*Problem requirements*.
The records sit below. Return every line in them that holds the word "speaker".

*Material provided*.
****************
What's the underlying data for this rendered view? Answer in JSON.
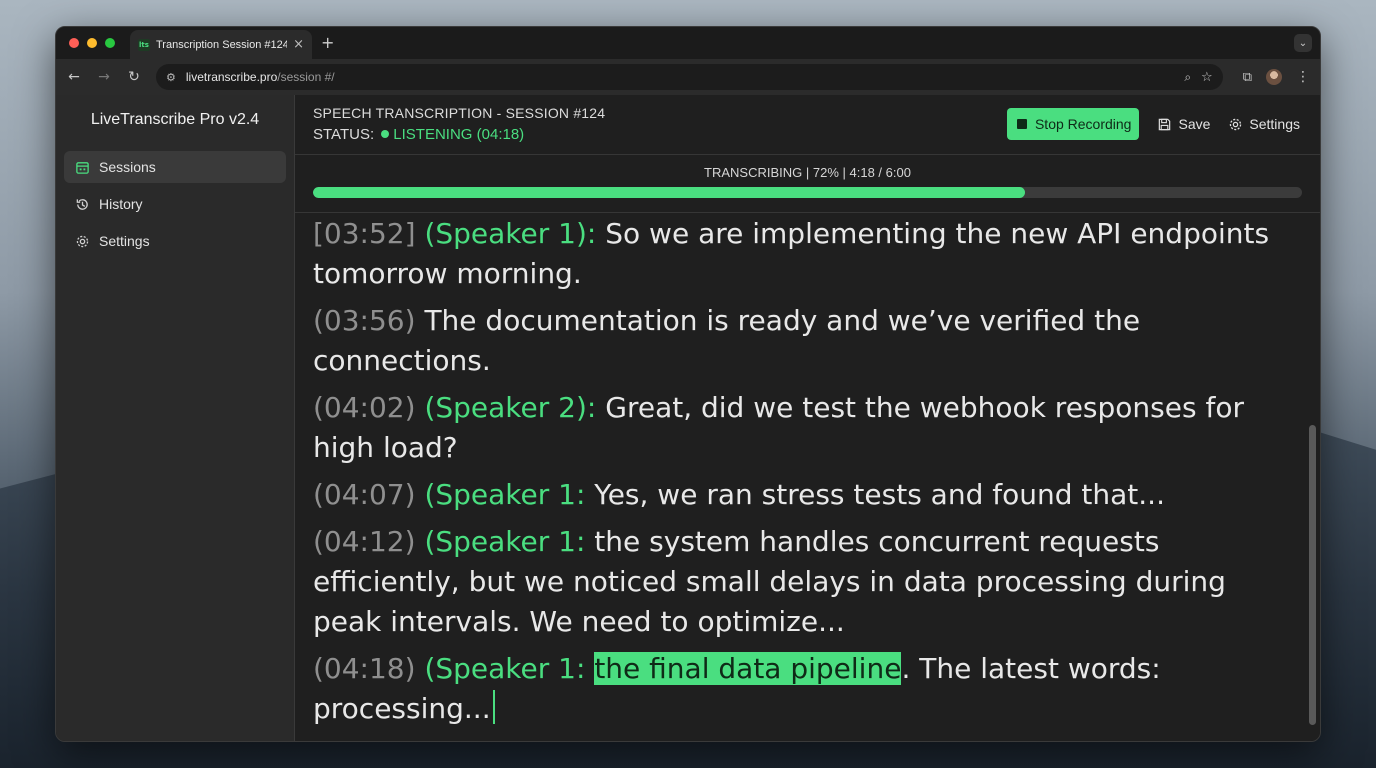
{
  "browser": {
    "tab_title": "Transcription Session #124 - ",
    "favicon_text": "lts",
    "url_host": "livetranscribe.pro",
    "url_path": "/session #/"
  },
  "sidebar": {
    "brand": "LiveTranscribe Pro v2.4",
    "items": [
      {
        "label": "Sessions",
        "icon": "calendar-icon",
        "active": true
      },
      {
        "label": "History",
        "icon": "history-icon",
        "active": false
      },
      {
        "label": "Settings",
        "icon": "gear-icon",
        "active": false
      }
    ]
  },
  "header": {
    "title": "SPEECH TRANSCRIPTION - SESSION #124",
    "status_label": "STATUS:",
    "status_value": "LISTENING (04:18)",
    "stop_label": "Stop Recording",
    "save_label": "Save",
    "settings_label": "Settings"
  },
  "progress": {
    "label": "TRANSCRIBING | 72% | 4:18 / 6:00",
    "percent": 72
  },
  "transcript": [
    {
      "ts": "[03:52]",
      "speaker": " (Speaker 1): ",
      "text": " So we are implementing the new API endpoints tomorrow morning."
    },
    {
      "ts": "(03:56)",
      "speaker": "",
      "text": " The documentation is ready and we’ve verified the connections."
    },
    {
      "ts": "(04:02)",
      "speaker": " (Speaker 2):",
      "text": " Great, did we test the webhook responses for high load?"
    },
    {
      "ts": "(04:07)",
      "speaker": " (Speaker 1:",
      "text": " Yes, we ran stress tests and found that..."
    },
    {
      "ts": "(04:12)",
      "speaker": " (Speaker 1:",
      "text": " the system handles concurrent requests efficiently, but we noticed small delays in data processing during peak intervals. We need to optimize..."
    },
    {
      "ts": "(04:18)",
      "speaker": " (Speaker 1: ",
      "highlight": "the final data pipeline",
      "text": ". The latest words: processing..."
    }
  ],
  "colors": {
    "accent": "#4ade80",
    "timestamp": "#8f8f8f",
    "text": "#e8e8e8"
  }
}
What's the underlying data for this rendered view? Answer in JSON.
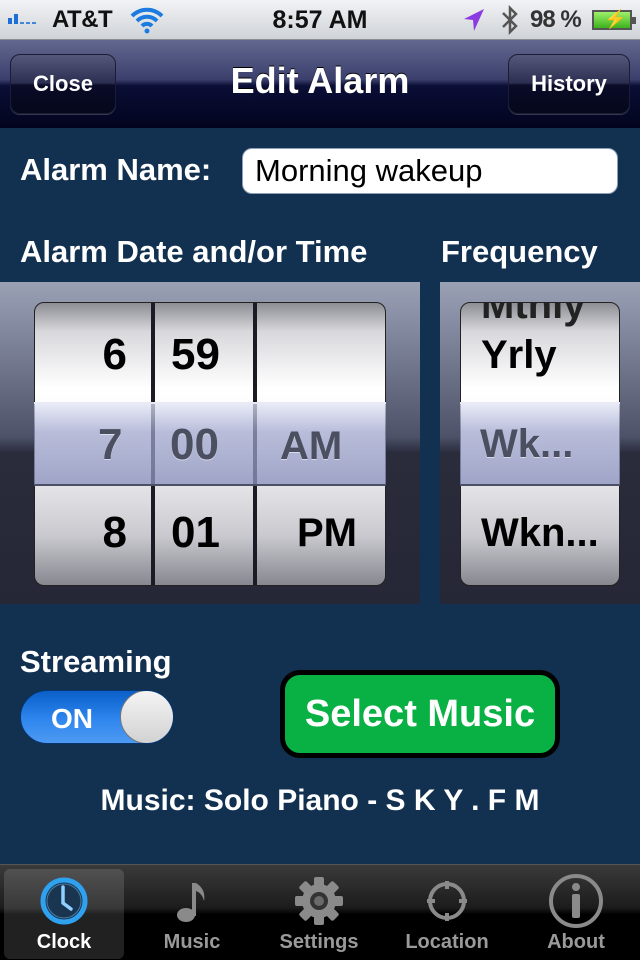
{
  "status_bar": {
    "carrier": "AT&T",
    "time": "8:57 AM",
    "battery_percent": "98 %",
    "icons": [
      "signal-bars-icon",
      "wifi-icon",
      "location-arrow-icon",
      "bluetooth-icon",
      "battery-charging-icon"
    ]
  },
  "nav": {
    "title": "Edit Alarm",
    "close_label": "Close",
    "history_label": "History"
  },
  "form": {
    "alarm_name_label": "Alarm Name:",
    "alarm_name_value": "Morning wakeup",
    "time_label": "Alarm Date and/or Time",
    "frequency_label": "Frequency"
  },
  "time_picker": {
    "hour": {
      "above": "6",
      "selected": "7",
      "below": "8"
    },
    "minute": {
      "above": "59",
      "selected": "00",
      "below": "01"
    },
    "ampm": {
      "above": "",
      "selected": "AM",
      "below": "PM"
    }
  },
  "frequency_picker": {
    "partial_above": "Mthly",
    "above": "Yrly",
    "selected": "Wk...",
    "below": "Wkn..."
  },
  "streaming": {
    "label": "Streaming",
    "toggle_state": "ON"
  },
  "select_music_label": "Select Music",
  "music_line": "Music: Solo Piano - S K Y . F M",
  "colors": {
    "content_bg": "#12304f",
    "select_music_green": "#09b145",
    "toggle_blue": "#2f86ee",
    "clock_tab_blue": "#2ea2f0"
  },
  "tabs": [
    {
      "label": "Clock",
      "icon": "clock-icon",
      "active": true
    },
    {
      "label": "Music",
      "icon": "music-note-icon",
      "active": false
    },
    {
      "label": "Settings",
      "icon": "gear-icon",
      "active": false
    },
    {
      "label": "Location",
      "icon": "crosshair-icon",
      "active": false
    },
    {
      "label": "About",
      "icon": "info-icon",
      "active": false
    }
  ]
}
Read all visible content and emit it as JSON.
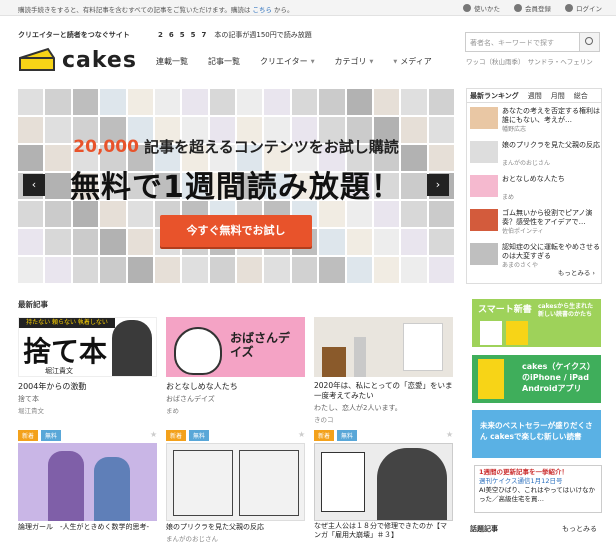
{
  "topbar": {
    "notice": "購読手続きをすると、有料記事を含むすべての記事をご覧いただけます。購読は",
    "notice_link": "こちら",
    "notice_tail": "から。",
    "links": [
      {
        "label": "使いかた",
        "icon": "help-icon"
      },
      {
        "label": "会員登録",
        "icon": "user-icon"
      },
      {
        "label": "ログイン",
        "icon": "lock-icon"
      }
    ]
  },
  "header": {
    "tagline": "クリエイターと読者をつなぐサイト",
    "logo": "cakes",
    "count_num": "26557",
    "count_text": "本の記事が週150円で読み放題",
    "nav": [
      "連載一覧",
      "記事一覧",
      "クリエイター",
      "カテゴリ",
      "メディア"
    ],
    "search_placeholder": "著者名、キーワードで探す",
    "search_keywords": "ワッコ（秋山雨季）　サンドラ・ヘフェリン"
  },
  "hero": {
    "line1_num": "20,000",
    "line1_text": "記事を超えるコンテンツをお試し購読",
    "line2": "無料で1週間読み放題！",
    "cta": "今すぐ無料でお試し",
    "prev": "‹",
    "next": "›"
  },
  "ranking": {
    "tabs": [
      "最新ランキング",
      "週間",
      "月間",
      "総合"
    ],
    "items": [
      {
        "title": "あなたの考えを否定する権利は誰にもない、考えが…",
        "author": "幡野広志"
      },
      {
        "title": "娘のプリクラを見た父親の反応",
        "author": "まんがのおじさん"
      },
      {
        "title": "おとなしめな人たち",
        "author": "まめ"
      },
      {
        "title": "ゴム無いから役割でピアノ演奏？感受性をアイデアで…",
        "author": "佐伯ポインティ"
      },
      {
        "title": "認知症の父に運転をやめさせるのは大変すぎる",
        "author": "あまのさくや"
      }
    ],
    "more": "もっとみる"
  },
  "latest": {
    "heading": "最新記事",
    "cards": [
      {
        "title": "2004年からの激動",
        "series": "捨て本",
        "author": "堀江貴文",
        "image_text": "捨て本",
        "image_sub": "堀江貴文",
        "image_top": "持たない 頼らない 執着しない"
      },
      {
        "title": "おとなしめな人たち",
        "series": "おばさんデイズ",
        "author": "まめ",
        "image_text": "おばさんデイズ"
      },
      {
        "title": "2020年は、私にとっての「恋愛」をいま一度考えてみたい",
        "series": "わたし、恋人が2人います。",
        "author": "きのコ"
      }
    ],
    "badge_new": "新着",
    "badge_free": "無料",
    "cards2": [
      {
        "title": "論理ガール　-人生がときめく数学的思考-",
        "author": ""
      },
      {
        "title": "娘のプリクラを見た父親の反応",
        "author": "まんがのおじさん"
      },
      {
        "title": "なぜ主人公は１８分で修理できたのか【マンガ「雇用大崩壊」＃３】",
        "author": ""
      }
    ]
  },
  "ads": [
    {
      "title": "スマート新書",
      "sub": "cakesから生まれた新しい読書のかたち"
    },
    {
      "title": "cakes（ケイクス）のiPhone / iPad Androidアプリ"
    },
    {
      "title": "未来のベストセラーが盛りだくさん cakesで楽しむ新しい読書"
    }
  ],
  "updates": {
    "h": "1週間の更新記事を一挙紹介！",
    "sub": "週刊ケイクス通信1月12日号",
    "line": "AI美空ひばり、これはやってはいけなかった／高級住宅を買…"
  },
  "bottom": {
    "left": "話題記事",
    "right": "もっとみる"
  },
  "colors": {
    "accent": "#e8532b",
    "logo_yellow": "#f7d417",
    "badge_new": "#f3a11b",
    "badge_free": "#59a7d8"
  }
}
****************
*Response*.
      "speaker": " (Speaker 1): ",
      "speaker": "",
      "speaker": " (Speaker 2):",
      "speaker": " (Speaker 1:",
      "speaker": " (Speaker 1:",
      "speaker": " (Speaker 1: ",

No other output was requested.